Data gathered in the 2015 Council on Foundations–Commonfund Study of Investment of Endowments for Private and Community Foundations® (CCSF) show that participating private foundations reported an average return of 0.0 percent for the 2015 fiscal year (January 1 – December 31, 2015), down from the 6.1 percent return reported for FY2014, while participating community foundations reported an average annual return of -1.8 percent compared with 4.8 percent for FY
Private foundations make grants based on charitable endowments. The endowment funds come from one or a small handful of sources -- an individual, a family or a corporation. Because of their endowments, they are focused primarily on grantmaking and generally do not raise funds or seek public financial support the way public charities (like community foundations) must.
“Private foundation” is the umbrella term that includes corporate, independent, family, and operating foundations. As of 2011, there were 73,764 private foundations in the United States (Foundation Center, 2011).
In 2011, private foundations held more than $604 billion in assets and gave away more than $45 billion (Foundation Center, 2011).
Below is everything on our site for private foundations. You can use the filtering options on the right to narrow these results.
The CCSF is the most comprehensive and authoritative annual survey of its kind on foundation investment and governance practices, and provides data for the benefit of foundation trustees and staff, as well as the larger community of grantees, policymakers and stakeholders. The 228 foundations participating in the 2015 CCSF represent $100.6 billion in assets. One hundred thirty private and 98 community foundations make up the Study, which covers the 2015 fiscal year (January 1-December 31, 2015). Topics covered in the Study include:
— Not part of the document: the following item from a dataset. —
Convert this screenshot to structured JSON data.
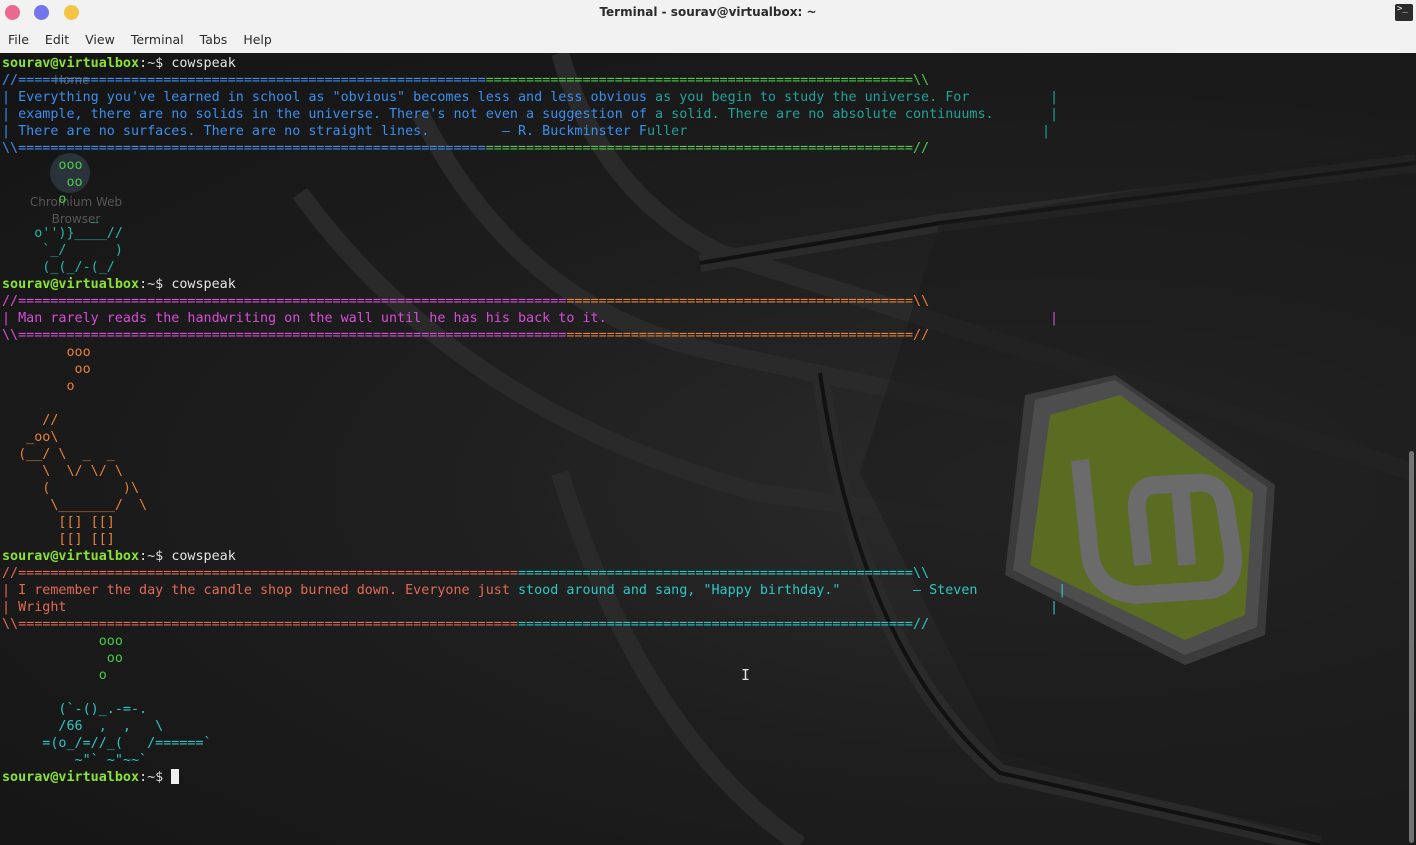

Stephanie Bell-Rose is the Senior Managing Director and Head of the TIAA Institute.
The Council on Foundations’ 2016 Endowments and Finance Summit is just around the corner – Sept. 28-30 – and as co-chair of the convening's working group, I strongly encourage you to register for it!
To keep you in the know about happenings that affect foundations that fund across borders and new opportunities for learning, sharing, and collaboration, I am excited to introduce you to the Council’s new Global Philanthropy Update. Every month, we will highlight resources available through the Council and share important news from the field.
D5’s Final State of the Work highlights voices of leaders in the field who share their stories of change and progress. Some are longtime advocates; some are newer enthusiasts. Each of them shares a perspective on what has worked and what challenges remain as they lead their institutions through changes to meet the demands of a new America.
This final report catalogs the stories that tell of human impact and human struggle to create a more equitable philanthropy. Some of these stories are:
Why do the Sustainable Development Goals matter to philanthropy?
These broad global goals address the same problems that our field is tackling: to reduce poverty, improve livelihoods and quality of life, and create a more equitable global society. Looking at the range of issues in the SDGs, all funders can find their work within these collective goals, regardless of what type of foundation you are and whether you fund programs in 90 countries or focus your grantmaking on a specific community in the United States.
Promoting economic development is not, by itself, a charitable purpose. Grantmakers seeking to help people and communities achieve economic self-sufficiency must therefore find a connection between a proposed activity and one or more recognized charitable purposes. In this Legal Lunch Series, Suzanne and Bryan will discuss IRS rulings, court cases and activities proposed by members to help explain what is needed in order to make grants for economic development.
In this week's Washington Snapshot: